There are a few great plates of this around including:
- Ah Wah Hokkien Mee in PJ. My first experience with Hokkien Mee.
2. Bak Kuh Teh
The origin of this dish is a little unclear, however locals in Klang claim it as their own.
Supposedly developed as a health boosting supplement for hungry Chinese Malaysian workers around the 1930s and 1942s (note Chinese Malaysian again).
Bak Kuh Teh literally translates as "Meat Bone Tea" and consists of a melange of porky offcuts boiled in a broth with a complex mix of herbs and spices.
The variety of cuts use would make the average westerner wince, however the Chinese are truly the king of using every part of the pig. Ribs, liver, intestines, trotters and ears are commonly found, picked out with chopsticks in some kind of macabre lucky dip.
The spicing is incomprehensibly complex and apparently includes familiar spices such as star anise, fennel and cinnamon, along with traditional Chinese roots such as dong quai (aka female ginseng) and others I can't even pronounce.
The addition of soy sauce and copious amounts of raw minced-garlic really set the dish alight. Then, after you've picked out all the primo-offal, you can mop up the broth with a side of You Char Kway, a kind of savoury doughnut sponge.
I am far from an expert on Bak Kuh Teh, but have enjoyed bowls in a couple of places:
- Yik See Ho in Pudu, KL.
- Yu Kee in SS14, Subang.
I'm yet to get as far out as Klang, however it's definiltey on the cards in the next few months!
3. Chilli Pan Mee
I've saved my favourite for last.
If I've put on a couple of extra pounds (cough) in the last year, this is a great place to start when it comes to apportioning blame... (heaven forbid any lands on my doorstep!)
The baby of the 3, this was invented in just 1985 as a riff on the old favourite Pan Mee that originated in Hakka, northern China.
Another Chinese Malaysian dish. Another pork dish.
The pork, however, plays second fiddle here in a concerto of flavours led by some Mozart-level orchestration between noodles, egg and chilli.

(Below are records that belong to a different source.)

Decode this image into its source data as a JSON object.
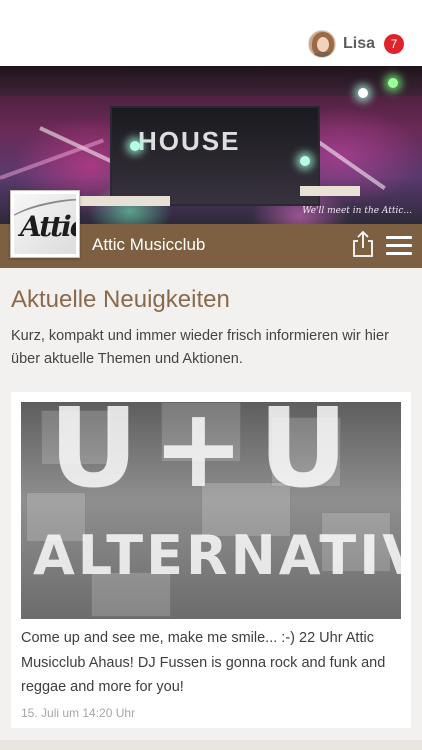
{
  "header": {
    "user": {
      "name": "Lisa",
      "notification_count": "7"
    }
  },
  "hero": {
    "stage_sign": "HOUSE",
    "slogan": "We'll meet in the Attic..."
  },
  "brand": {
    "name": "Attic Musicclub",
    "logo_text": "Attic",
    "share_icon": "share-icon",
    "menu_icon": "hamburger-menu-icon",
    "bar_color": "#7d5f42"
  },
  "news": {
    "title": "Aktuelle Neuigkeiten",
    "intro": "Kurz, kompakt und immer wieder frisch informieren wir hier über aktuelle Themen und Aktionen.",
    "items": [
      {
        "image_headline": "U+U",
        "image_subline": "ALTERNATIV",
        "text": "Come up and see me, make me smile... :-) 22 Uhr Attic Musicclub Ahaus! DJ Fussen is gonna rock and funk and reggae and more for you!",
        "date": "15. Juli um 14:20 Uhr"
      }
    ]
  },
  "colors": {
    "accent_title": "#8a6a4c",
    "badge": "#e0232b",
    "page_bg": "#f3f1ef"
  }
}
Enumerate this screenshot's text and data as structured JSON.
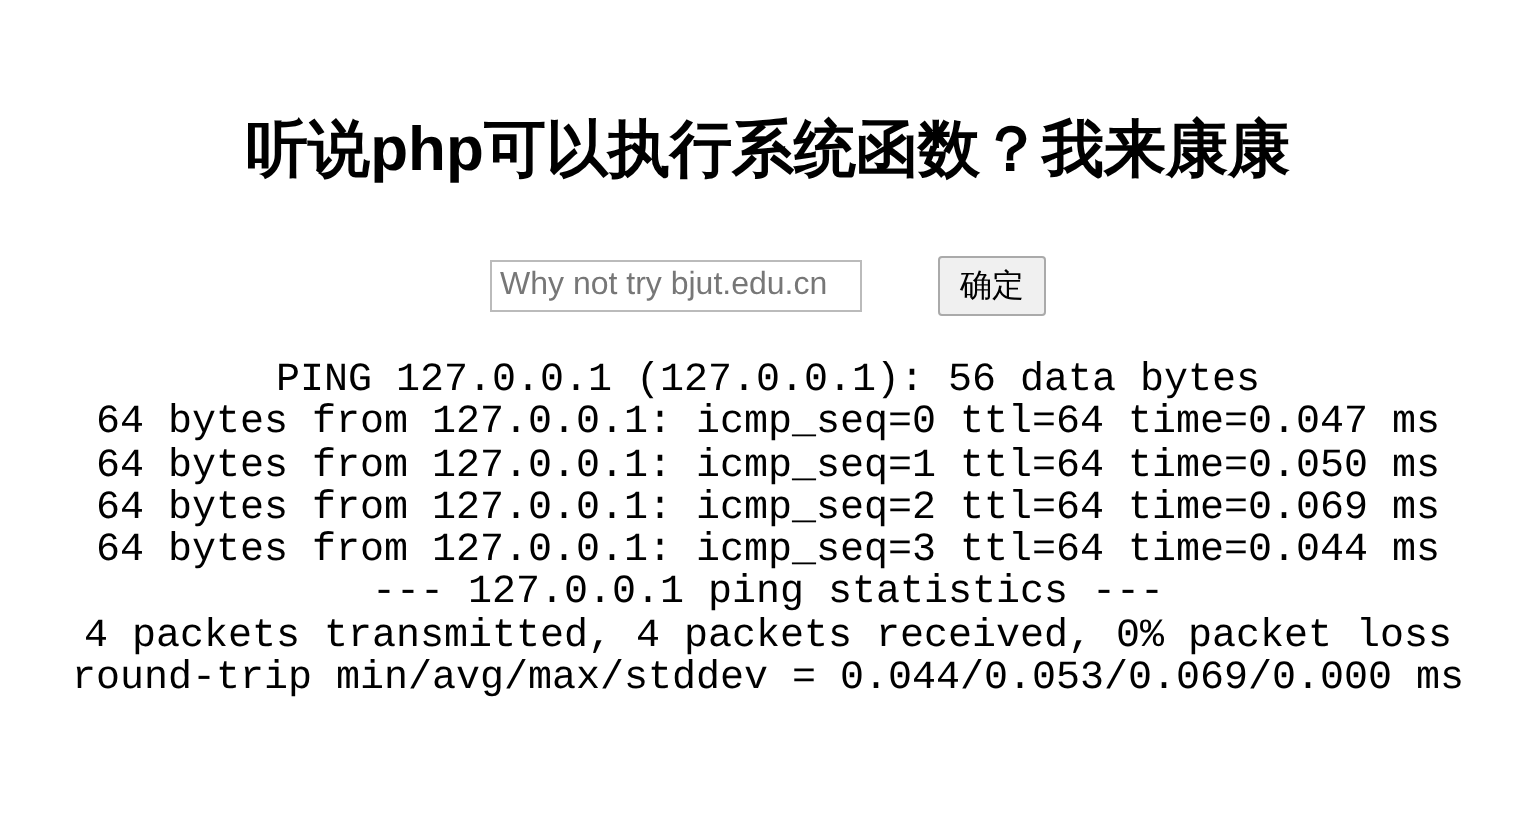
{
  "heading": "听说php可以执行系统函数？我来康康",
  "form": {
    "placeholder": "Why not try bjut.edu.cn",
    "submit": "确定"
  },
  "output_lines": [
    "PING 127.0.0.1 (127.0.0.1): 56 data bytes",
    "64 bytes from 127.0.0.1: icmp_seq=0 ttl=64 time=0.047 ms",
    "64 bytes from 127.0.0.1: icmp_seq=1 ttl=64 time=0.050 ms",
    "64 bytes from 127.0.0.1: icmp_seq=2 ttl=64 time=0.069 ms",
    "64 bytes from 127.0.0.1: icmp_seq=3 ttl=64 time=0.044 ms",
    "--- 127.0.0.1 ping statistics ---",
    "4 packets transmitted, 4 packets received, 0% packet loss",
    "round-trip min/avg/max/stddev = 0.044/0.053/0.069/0.000 ms"
  ]
}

The dish is served as a bowl of thick egg noodles, neatly topped with pork mince, dried anchovies, spring onions, fried garlic, fried onions and a super-soft poached egg.
You then add as much or as little dried chilli mix as you like and set about mixing it all together.

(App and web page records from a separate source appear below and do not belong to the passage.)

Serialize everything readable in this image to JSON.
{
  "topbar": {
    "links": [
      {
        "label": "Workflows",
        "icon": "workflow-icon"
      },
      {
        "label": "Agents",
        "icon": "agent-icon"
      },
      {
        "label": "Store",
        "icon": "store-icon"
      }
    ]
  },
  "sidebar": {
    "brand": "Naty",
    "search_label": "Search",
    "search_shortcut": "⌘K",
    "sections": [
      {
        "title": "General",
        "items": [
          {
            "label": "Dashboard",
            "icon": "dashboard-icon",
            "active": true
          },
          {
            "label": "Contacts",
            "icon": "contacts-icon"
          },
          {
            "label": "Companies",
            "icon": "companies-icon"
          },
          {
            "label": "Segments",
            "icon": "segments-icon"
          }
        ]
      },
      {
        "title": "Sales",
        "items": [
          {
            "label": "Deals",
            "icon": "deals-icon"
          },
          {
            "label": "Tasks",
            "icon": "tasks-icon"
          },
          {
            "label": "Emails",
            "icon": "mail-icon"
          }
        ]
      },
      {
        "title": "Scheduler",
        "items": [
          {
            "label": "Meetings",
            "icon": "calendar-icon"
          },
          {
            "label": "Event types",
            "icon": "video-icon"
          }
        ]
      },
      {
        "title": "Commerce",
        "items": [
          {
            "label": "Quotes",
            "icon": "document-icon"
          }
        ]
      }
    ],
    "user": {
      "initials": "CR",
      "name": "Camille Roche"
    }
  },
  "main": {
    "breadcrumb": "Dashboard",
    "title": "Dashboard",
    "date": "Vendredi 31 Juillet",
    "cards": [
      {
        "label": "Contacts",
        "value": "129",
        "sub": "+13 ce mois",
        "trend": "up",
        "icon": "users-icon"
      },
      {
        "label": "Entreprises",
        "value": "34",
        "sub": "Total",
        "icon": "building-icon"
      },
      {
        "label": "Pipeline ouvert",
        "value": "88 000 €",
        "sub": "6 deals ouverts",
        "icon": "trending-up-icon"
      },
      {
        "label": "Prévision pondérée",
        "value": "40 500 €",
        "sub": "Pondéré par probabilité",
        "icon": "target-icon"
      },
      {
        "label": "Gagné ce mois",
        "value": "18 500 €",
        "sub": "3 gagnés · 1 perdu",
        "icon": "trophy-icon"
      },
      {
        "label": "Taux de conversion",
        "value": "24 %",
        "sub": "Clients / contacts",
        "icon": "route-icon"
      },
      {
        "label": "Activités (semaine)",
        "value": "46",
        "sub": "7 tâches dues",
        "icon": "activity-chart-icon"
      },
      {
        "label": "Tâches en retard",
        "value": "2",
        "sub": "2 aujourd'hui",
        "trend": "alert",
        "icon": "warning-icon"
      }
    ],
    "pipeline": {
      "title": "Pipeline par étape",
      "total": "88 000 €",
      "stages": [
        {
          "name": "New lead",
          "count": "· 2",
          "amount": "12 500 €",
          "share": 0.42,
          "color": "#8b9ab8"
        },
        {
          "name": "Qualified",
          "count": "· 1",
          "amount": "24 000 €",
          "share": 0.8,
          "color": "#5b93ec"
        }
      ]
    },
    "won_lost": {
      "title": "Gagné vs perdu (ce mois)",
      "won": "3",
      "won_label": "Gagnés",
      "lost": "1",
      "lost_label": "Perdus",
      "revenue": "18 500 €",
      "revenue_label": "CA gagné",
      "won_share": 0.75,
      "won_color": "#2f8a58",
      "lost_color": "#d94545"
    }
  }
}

This is where the magic happens. Chilli and egg combine like an epoxy resin to create this brilliantly spicy and rich sauce, almost evocative of the most luxurious carbonara (almost). Coating the chewy noodles and crispy elements for a satisfying crack-like lunch (or breakfast or dinner).

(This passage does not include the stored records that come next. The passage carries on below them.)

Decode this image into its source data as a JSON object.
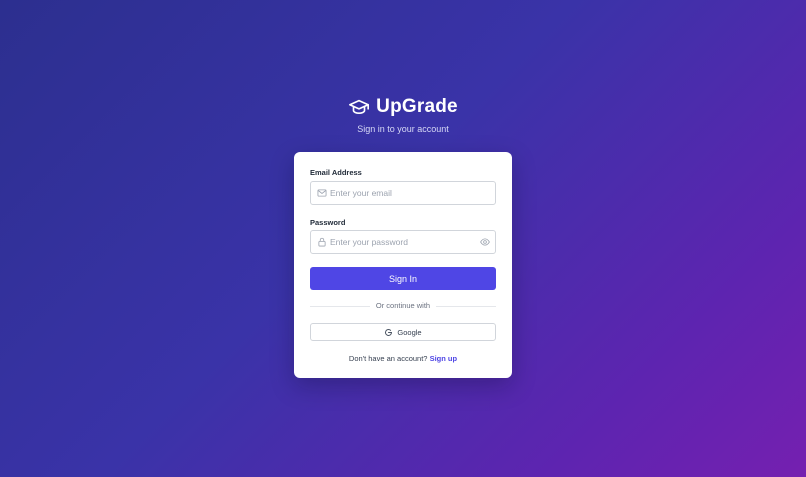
{
  "brand": {
    "name": "UpGrade",
    "subtitle": "Sign in to your account",
    "icon": "graduation-cap-icon"
  },
  "form": {
    "email": {
      "label": "Email Address",
      "placeholder": "Enter your email",
      "value": "",
      "icon": "mail-icon"
    },
    "password": {
      "label": "Password",
      "placeholder": "Enter your password",
      "value": "",
      "icon": "lock-icon",
      "toggle_icon": "eye-icon"
    },
    "submit_label": "Sign In",
    "divider_text": "Or continue with",
    "google_label": "Google",
    "footer_prompt": "Don't have an account?",
    "signup_link": "Sign up"
  },
  "colors": {
    "accent": "#4f46e5",
    "background_start": "#2c2f8f",
    "background_end": "#7520b0",
    "card": "#ffffff"
  }
}
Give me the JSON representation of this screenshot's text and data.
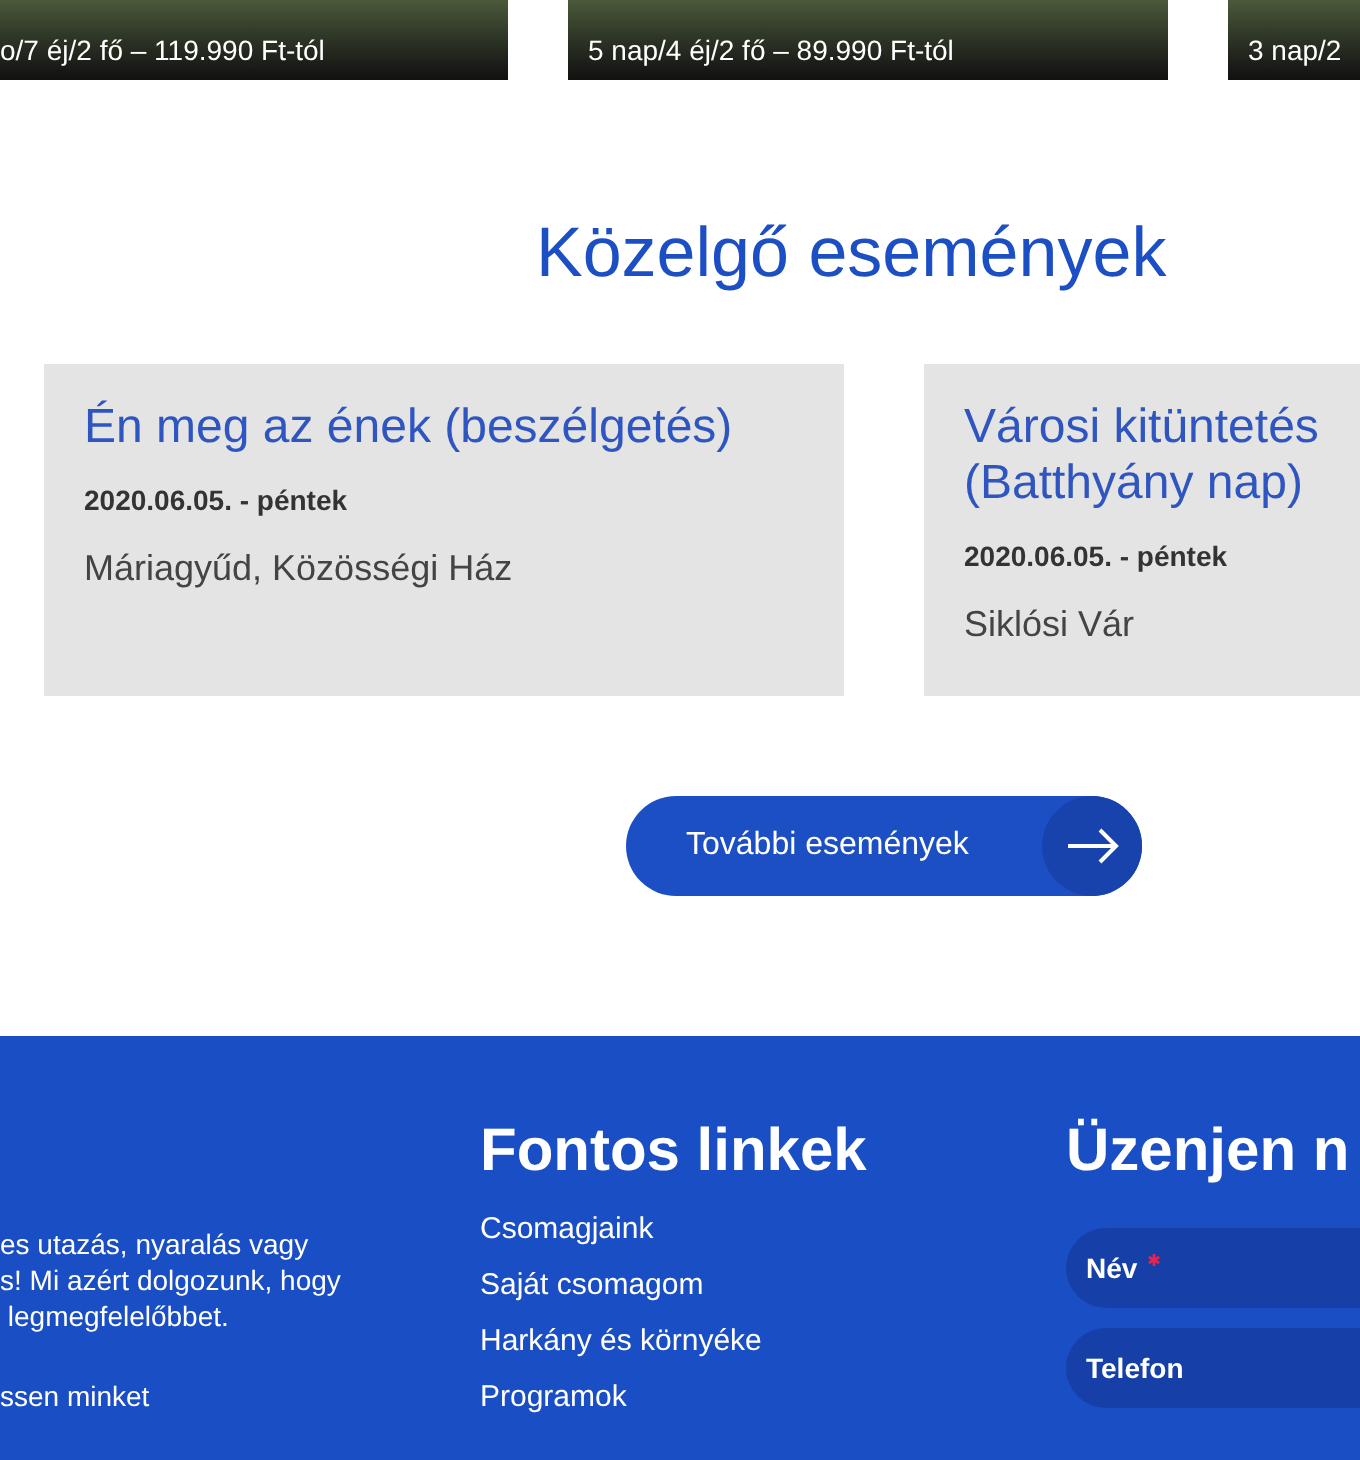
{
  "offers": [
    {
      "subtitle": "o/7 éj/2 fő – 119.990 Ft-tól"
    },
    {
      "subtitle": "5 nap/4 éj/2 fő – 89.990 Ft-tól"
    },
    {
      "subtitle": "3 nap/2"
    }
  ],
  "events_section": {
    "title": "Közelgő események",
    "events": [
      {
        "title": "Én meg az ének (beszélgetés)",
        "date": "2020.06.05. - péntek",
        "place": "Máriagyűd, Közösségi Ház"
      },
      {
        "title": "Városi kitüntetés (Batthyány nap)",
        "date": "2020.06.05. - péntek",
        "place": "Siklósi Vár"
      }
    ],
    "more_button": "További események"
  },
  "footer": {
    "about_lines": [
      "es utazás, nyaralás vagy",
      "s! Mi azért dolgozunk, hogy",
      " legmegfelelőbbet."
    ],
    "contact_link": "ssen minket",
    "links_title": "Fontos linkek",
    "links": [
      "Csomagjaink",
      "Saját csomagom",
      "Harkány és környéke",
      "Programok"
    ],
    "form_title": "Üzenjen n",
    "fields": [
      {
        "placeholder": "Név",
        "required": true
      },
      {
        "placeholder": "Telefon",
        "required": false
      }
    ]
  }
}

To put out the inevitable fire it is served with a clear broth containing sweet potato leaves (sayur manis).
Utterly delicious. Utterly addictive.
My favourite bowls can be found here:
- Restoran Kin Kin. The OG in Chow Kit, KL.
- Sabah Chilli Pan Mee in SS15 (Subang) and SS2 (PJ). Not sure what link Sabah (a Malaysian state in Borneo) has to do with this dish but it is rather good (they also have a really tasty and interesting Sabah Laksa).
- Super Kitchen Chilli Pan Mee. in SS15, Subang (and 9 other locations apparently). My favourite. The one I'll invoice my personal trainer/liposuction bill too...
Above - Pre and Post Mixing of Chilli Pan Mee at Super Kitchen in SS15.
You'll notice that these were all dishes of the Chinese Malaysian persuasion. This is likely due to the comparative over-representation of Chinese Malaysians in this region, about 50% of the total population. This is due to KL's historical importance as a trading hub and Chinese immigrants being primarily traders. This comparative high-density makes KL a much more important cultural hub for the Chinese Malaysians.
Now this isn't to say that there isn't fantastic Indian Malaysian and Malay dishes in KL, just it was harder to pinpoint any as being uniquely and originally Kuala Lumpan.
Those dishes will have to wait for another week.